*Data to use*.
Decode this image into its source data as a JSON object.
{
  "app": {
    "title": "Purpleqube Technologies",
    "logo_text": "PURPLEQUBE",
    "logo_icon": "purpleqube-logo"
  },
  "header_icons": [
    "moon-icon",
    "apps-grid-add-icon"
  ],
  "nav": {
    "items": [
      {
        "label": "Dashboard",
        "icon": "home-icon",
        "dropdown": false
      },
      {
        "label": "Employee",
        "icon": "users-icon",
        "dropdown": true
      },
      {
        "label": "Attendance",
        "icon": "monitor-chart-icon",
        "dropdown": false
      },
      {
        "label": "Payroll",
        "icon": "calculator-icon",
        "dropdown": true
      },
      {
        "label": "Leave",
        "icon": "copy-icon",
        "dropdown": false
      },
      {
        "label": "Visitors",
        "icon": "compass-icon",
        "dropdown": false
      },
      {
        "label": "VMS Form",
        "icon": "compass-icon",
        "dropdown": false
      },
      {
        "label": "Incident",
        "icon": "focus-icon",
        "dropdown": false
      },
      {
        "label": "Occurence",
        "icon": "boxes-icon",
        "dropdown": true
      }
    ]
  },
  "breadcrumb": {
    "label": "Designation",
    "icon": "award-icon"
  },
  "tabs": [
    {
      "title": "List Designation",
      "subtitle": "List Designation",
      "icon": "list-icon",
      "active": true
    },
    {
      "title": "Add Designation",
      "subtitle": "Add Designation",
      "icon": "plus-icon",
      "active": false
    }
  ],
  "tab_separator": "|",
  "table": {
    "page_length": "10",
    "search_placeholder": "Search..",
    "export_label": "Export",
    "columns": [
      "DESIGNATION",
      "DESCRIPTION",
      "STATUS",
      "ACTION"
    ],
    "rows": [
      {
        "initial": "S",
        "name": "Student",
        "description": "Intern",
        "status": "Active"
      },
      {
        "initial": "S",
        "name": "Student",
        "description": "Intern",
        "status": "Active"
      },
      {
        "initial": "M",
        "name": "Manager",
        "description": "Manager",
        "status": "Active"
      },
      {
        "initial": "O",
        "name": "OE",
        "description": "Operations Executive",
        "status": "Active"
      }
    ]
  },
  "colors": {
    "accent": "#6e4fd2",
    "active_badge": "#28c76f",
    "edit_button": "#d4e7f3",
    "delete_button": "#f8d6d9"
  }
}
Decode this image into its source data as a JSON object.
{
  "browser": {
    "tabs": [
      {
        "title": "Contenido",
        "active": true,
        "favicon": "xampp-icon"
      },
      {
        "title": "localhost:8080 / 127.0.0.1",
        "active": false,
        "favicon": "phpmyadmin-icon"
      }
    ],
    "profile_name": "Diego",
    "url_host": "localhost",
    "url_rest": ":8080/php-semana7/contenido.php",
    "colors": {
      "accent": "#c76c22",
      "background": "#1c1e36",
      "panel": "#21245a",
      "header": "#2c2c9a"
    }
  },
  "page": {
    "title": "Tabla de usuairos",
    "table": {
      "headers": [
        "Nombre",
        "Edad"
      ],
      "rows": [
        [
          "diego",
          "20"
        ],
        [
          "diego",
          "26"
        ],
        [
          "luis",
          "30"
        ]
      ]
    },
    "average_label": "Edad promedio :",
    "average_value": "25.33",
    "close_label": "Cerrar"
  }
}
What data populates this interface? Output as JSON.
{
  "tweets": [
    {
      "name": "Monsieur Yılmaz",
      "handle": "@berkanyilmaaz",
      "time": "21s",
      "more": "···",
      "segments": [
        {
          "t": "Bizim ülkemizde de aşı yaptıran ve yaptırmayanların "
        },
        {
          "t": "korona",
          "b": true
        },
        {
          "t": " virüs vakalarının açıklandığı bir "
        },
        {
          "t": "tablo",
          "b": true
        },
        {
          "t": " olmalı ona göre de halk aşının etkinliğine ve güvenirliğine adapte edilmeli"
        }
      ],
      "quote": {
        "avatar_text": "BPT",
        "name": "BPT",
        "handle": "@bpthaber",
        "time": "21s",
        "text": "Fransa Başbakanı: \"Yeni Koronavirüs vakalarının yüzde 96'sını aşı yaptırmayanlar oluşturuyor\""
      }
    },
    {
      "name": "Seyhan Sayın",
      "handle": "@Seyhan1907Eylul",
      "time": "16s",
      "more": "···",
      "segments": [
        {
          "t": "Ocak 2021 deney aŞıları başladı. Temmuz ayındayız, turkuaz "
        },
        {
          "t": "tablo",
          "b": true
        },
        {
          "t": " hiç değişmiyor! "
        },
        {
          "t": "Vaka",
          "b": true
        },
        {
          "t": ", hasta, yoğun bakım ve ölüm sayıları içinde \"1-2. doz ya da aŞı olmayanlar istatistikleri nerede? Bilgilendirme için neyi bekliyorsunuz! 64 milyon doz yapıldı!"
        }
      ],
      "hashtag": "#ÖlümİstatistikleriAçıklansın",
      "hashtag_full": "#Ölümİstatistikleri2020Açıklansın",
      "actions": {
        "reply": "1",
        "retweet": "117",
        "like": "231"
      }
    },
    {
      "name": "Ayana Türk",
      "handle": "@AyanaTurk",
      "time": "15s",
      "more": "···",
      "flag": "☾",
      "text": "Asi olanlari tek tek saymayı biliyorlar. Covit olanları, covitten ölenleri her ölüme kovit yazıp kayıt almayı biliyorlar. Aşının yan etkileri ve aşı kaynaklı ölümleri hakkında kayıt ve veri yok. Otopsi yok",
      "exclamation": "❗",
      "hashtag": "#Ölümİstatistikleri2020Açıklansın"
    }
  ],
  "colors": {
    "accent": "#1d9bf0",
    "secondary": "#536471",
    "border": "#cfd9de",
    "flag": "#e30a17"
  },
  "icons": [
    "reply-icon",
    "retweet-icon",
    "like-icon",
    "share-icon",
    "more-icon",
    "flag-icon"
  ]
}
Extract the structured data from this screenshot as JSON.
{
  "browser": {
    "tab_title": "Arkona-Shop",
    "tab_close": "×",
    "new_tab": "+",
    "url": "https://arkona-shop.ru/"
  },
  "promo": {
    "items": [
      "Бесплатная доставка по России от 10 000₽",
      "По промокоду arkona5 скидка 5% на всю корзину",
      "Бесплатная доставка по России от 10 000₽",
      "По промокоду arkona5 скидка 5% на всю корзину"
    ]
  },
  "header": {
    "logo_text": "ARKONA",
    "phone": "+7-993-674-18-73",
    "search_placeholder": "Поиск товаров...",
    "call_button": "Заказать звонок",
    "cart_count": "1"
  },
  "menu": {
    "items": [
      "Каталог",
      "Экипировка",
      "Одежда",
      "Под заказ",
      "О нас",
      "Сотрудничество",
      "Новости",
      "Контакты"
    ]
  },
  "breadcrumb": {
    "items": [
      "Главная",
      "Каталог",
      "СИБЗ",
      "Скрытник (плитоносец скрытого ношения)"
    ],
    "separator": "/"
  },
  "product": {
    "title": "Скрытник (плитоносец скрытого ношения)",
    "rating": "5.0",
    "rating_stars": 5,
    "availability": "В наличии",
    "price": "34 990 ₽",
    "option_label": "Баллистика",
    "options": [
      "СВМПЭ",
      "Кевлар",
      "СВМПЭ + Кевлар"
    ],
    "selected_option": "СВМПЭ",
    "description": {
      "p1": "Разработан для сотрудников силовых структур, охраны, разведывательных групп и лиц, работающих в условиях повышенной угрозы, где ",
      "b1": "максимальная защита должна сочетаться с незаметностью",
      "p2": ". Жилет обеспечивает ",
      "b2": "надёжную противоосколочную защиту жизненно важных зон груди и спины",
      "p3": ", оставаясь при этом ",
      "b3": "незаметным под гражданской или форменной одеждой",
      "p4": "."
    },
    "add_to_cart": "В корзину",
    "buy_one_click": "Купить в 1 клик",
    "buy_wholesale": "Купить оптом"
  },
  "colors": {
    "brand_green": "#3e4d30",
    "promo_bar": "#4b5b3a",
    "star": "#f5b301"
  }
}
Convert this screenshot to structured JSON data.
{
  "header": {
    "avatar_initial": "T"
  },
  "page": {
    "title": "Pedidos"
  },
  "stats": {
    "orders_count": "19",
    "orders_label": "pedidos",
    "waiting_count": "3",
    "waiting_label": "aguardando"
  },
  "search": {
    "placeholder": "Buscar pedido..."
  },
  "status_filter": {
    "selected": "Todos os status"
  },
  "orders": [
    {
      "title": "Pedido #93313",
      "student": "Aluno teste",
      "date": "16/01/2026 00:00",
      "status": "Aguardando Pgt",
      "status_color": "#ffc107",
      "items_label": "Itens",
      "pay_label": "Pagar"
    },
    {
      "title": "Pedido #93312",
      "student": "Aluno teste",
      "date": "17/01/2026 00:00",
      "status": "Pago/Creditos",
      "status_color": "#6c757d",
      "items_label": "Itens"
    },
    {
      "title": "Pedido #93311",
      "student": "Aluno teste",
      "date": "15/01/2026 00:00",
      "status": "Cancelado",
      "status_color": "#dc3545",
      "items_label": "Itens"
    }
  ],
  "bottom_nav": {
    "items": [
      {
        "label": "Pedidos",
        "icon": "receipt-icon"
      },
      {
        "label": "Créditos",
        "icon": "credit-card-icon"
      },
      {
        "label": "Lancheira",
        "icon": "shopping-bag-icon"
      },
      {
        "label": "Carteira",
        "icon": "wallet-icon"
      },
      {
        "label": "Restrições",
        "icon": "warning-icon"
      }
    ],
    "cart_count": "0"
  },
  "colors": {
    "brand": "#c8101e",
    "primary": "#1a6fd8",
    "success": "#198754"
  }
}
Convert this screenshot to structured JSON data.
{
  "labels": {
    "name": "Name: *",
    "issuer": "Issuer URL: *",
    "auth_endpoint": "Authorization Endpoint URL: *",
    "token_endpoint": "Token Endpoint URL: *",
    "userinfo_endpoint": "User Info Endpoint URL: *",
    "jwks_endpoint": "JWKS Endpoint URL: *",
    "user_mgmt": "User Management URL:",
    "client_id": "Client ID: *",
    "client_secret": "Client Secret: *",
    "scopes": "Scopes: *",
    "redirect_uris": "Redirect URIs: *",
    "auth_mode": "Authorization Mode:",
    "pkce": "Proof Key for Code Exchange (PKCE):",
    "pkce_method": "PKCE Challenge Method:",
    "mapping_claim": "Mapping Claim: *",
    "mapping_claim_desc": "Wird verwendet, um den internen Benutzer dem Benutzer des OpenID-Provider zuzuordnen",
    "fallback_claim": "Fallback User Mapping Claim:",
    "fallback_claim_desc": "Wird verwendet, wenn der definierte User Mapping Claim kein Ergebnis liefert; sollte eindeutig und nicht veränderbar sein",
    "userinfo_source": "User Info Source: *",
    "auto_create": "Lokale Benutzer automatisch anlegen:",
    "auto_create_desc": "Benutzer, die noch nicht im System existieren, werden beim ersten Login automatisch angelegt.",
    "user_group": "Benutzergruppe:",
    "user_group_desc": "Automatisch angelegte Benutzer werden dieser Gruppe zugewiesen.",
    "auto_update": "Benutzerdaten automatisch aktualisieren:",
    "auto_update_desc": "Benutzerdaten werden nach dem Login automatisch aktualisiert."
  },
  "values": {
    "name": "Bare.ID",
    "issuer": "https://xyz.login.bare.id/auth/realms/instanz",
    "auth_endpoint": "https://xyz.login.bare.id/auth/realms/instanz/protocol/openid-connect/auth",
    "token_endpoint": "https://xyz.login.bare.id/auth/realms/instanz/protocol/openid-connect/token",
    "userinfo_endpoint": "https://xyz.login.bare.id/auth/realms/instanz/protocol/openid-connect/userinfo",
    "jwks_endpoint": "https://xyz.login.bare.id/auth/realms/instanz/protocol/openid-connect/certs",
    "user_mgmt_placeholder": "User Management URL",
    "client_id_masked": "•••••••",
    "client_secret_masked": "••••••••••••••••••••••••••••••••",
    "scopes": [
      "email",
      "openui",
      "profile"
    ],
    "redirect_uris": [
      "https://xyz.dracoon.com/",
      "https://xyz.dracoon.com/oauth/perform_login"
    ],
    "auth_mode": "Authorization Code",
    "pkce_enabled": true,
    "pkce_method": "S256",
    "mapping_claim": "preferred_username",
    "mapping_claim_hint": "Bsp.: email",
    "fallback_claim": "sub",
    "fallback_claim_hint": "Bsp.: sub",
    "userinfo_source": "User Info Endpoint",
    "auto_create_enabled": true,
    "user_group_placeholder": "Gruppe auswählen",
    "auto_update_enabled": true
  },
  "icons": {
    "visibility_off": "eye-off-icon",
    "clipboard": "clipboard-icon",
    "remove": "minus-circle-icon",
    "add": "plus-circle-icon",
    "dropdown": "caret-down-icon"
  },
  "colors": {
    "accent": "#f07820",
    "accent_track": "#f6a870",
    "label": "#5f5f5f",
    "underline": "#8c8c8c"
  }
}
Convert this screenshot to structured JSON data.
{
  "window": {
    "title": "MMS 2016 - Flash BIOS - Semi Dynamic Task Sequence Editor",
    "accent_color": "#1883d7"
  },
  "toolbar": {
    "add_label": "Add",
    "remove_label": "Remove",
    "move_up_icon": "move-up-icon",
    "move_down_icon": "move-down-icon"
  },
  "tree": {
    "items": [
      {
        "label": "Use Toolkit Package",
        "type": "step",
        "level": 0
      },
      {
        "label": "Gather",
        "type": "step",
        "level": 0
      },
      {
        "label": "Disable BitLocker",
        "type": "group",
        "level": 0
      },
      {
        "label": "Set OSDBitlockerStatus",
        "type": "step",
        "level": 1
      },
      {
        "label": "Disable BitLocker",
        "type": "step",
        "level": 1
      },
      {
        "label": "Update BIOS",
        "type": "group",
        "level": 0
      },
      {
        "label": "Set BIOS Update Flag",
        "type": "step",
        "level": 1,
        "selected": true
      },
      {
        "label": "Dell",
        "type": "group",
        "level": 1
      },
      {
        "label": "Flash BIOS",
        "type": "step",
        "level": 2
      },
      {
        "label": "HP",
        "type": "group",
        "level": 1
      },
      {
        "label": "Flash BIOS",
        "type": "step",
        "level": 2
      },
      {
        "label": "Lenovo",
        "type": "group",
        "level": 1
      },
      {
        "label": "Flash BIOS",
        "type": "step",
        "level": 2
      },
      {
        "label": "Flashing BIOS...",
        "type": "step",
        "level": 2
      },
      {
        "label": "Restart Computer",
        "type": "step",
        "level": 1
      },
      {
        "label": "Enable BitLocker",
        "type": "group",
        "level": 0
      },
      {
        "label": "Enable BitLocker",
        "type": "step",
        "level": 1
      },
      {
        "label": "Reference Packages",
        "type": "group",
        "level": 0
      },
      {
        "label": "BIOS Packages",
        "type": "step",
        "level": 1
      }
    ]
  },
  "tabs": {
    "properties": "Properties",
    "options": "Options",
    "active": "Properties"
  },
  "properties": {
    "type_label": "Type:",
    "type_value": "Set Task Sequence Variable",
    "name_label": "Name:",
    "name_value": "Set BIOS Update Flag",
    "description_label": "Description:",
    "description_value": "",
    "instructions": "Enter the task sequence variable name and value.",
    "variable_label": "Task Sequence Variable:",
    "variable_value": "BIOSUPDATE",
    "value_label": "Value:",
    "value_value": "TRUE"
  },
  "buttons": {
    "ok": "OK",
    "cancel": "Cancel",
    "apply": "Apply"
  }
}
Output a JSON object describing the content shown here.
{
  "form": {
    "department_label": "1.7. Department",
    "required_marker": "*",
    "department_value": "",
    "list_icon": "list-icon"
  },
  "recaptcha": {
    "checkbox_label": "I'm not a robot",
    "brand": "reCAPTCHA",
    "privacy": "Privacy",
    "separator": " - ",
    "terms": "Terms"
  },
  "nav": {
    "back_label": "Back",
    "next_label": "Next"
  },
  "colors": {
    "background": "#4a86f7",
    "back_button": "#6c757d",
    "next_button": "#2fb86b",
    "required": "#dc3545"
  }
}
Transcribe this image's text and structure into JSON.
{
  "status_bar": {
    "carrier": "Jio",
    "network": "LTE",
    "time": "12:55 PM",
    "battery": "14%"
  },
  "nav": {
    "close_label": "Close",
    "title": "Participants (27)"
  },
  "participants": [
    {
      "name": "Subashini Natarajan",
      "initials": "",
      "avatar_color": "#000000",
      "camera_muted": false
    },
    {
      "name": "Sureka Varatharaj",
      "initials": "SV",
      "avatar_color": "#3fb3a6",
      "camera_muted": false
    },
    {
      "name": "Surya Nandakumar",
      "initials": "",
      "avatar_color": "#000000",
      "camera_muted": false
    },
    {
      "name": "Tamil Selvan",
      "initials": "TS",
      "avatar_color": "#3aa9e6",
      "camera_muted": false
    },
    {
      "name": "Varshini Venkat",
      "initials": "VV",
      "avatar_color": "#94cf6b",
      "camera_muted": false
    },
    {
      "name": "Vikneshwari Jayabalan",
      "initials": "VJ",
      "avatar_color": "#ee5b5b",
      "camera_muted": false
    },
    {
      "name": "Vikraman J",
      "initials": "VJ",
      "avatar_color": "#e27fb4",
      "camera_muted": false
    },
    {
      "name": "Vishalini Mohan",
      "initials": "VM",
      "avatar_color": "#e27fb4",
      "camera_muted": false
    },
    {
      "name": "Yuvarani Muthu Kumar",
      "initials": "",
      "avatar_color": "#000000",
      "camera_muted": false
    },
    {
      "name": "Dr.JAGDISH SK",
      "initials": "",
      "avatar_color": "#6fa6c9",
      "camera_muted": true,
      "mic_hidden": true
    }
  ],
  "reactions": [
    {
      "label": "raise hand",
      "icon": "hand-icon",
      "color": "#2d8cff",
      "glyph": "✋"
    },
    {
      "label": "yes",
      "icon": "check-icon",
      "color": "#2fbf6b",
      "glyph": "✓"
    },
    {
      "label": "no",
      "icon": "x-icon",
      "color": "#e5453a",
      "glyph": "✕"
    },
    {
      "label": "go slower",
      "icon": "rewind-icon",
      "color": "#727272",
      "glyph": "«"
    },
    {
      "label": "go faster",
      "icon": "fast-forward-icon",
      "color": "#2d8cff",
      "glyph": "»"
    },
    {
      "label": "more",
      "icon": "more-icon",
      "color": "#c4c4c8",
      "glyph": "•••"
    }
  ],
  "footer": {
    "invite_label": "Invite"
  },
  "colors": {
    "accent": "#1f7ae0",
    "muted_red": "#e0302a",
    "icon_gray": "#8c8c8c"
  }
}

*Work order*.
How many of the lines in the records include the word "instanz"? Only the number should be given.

*Response for this exercise*.
5